The much-vaunted ASTA convention was a fat legacy that Cuba's revolutionary government had inherited from the Batista regime. ASTA is the single largest travel association in the world. Its membership is not limited to American and Canadian travel agents, but includes foreign agencies as well, not to mention an allied roster of virtually all the world's major transportation companies, hotel chains, and any island, government or resort from Tahiti to Tel Aviv interested in attracting the traveler. ASTA's presence, a much-sought-after plum, has been known to open tourist floodgates, bolster sagging economies and start new travel trends.

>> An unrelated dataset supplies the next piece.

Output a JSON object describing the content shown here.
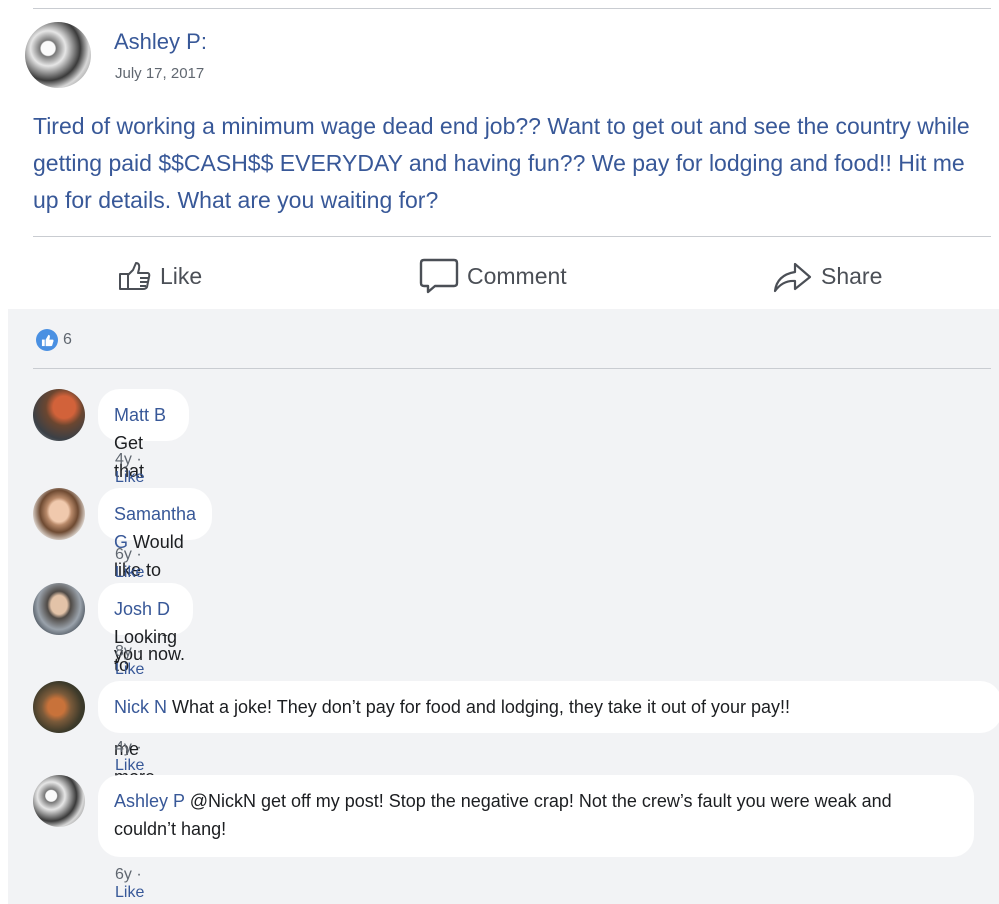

For Fidel Castro, whose big tourist plant had been an empty, unused shell since he took over on New Year's Day, the ASTA convention was the chance of a regime's lifetime, and he went all-out to take advantage of it. When the first ASTA delegates arrived on Saturday afternoon before the big convention week began, Havana's brand-new airport, rushed to completion, was ready. It was gay with flags, bunting and welcome signs. A hundred pairs of official eyes, including those of two short, scraggly soldiers only lately out of the hills sporting berets, fatigues and carbines, watched the first delegates come down the steps from the airplane.
ON THE FENCE

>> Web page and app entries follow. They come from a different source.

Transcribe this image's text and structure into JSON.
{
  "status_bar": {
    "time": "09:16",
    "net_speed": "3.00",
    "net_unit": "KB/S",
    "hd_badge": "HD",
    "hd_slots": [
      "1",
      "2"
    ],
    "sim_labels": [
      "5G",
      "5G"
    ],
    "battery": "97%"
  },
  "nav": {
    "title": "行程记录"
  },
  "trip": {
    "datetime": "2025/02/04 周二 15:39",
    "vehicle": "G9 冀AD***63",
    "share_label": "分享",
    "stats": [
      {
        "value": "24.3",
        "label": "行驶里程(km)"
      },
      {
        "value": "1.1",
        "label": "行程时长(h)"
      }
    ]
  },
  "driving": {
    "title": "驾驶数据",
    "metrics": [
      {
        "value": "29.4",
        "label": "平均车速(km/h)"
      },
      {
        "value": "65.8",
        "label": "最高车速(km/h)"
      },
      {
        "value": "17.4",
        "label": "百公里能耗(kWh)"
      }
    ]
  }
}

ASTA bags and ASTA delegates were rushed through customs without any examination at all. Flags and welcome signs were everywhere, not excluding a two-color neon diadem of welcome on the dome of the capitol and a large cutout sign wired to the fence of the Hospital de Dementes.
Fidel himself showed up on Monday morning at the Blanquita Theater to start the ASTA convention rolling. As if to signalize the peaceful nature of the occasion, he took off his ever-present gun belt and laid it aside. Then, with Carlos Almoina, the 28-year-old executive director of tourism, at his elbow, he delivered a disarming, off-the-cuff 25-minute talk in halting English. He welcomed the travel agents. He told them that Cuba was their island and that tourism was the salvation of it. He offered the sunny climate, the lovely landscapes, the friendliness of his people and a whopping promotion campaign to bring the tourists back. He got an ovation, and the editors of the convention's daily newspaper went back to the press room to write the headline, CASTRO WOWS DELEGATES, that was to appear the next morning.
More wowing was in store. That evening, in dark uniform and tie, Castro showed up again at a reception given on the grounds of the capitol building by President Osvaldo Dorticós. This time he was mobbed by the travel agents who, playing bobbysoxers to his Elvis, fought and pushed to have their pictures taken alongside him, shoving hundreds of convention badges at him to autograph. ASTA's president, Max Allen, tried to stop the near riot, but Castro insisted that he was pleased to sign the badges of all comers.
Even this was not the last that Fidel had to give to the convention. He disappeared into the night, but members of the press meanwhile had been notified that at 10:30 p.m. he would personally escort them through a small exposition—set up across the street from the Hilton—showing what life was like in the new Cuba. The appointed hour found a record turnout of 150 reporters, photographers, publicity people and the ASTA president waiting expectantly under a hot, brightly lighted, translucent canopy for the Premier to reappear.
We waited. After 40 minutes everybody agreed that Castro was undoubtedly held up by something important. A member of the newly organized tourist authority rose to speak for him. In eloquent terms he proceeded to explain the tremendous plan (already neatly explained in ornate press kits handed to each reporter) which would transform Cuba from a jazzy one-city tourist attraction to a 700-mile-long isle of wholesome vacation happiness.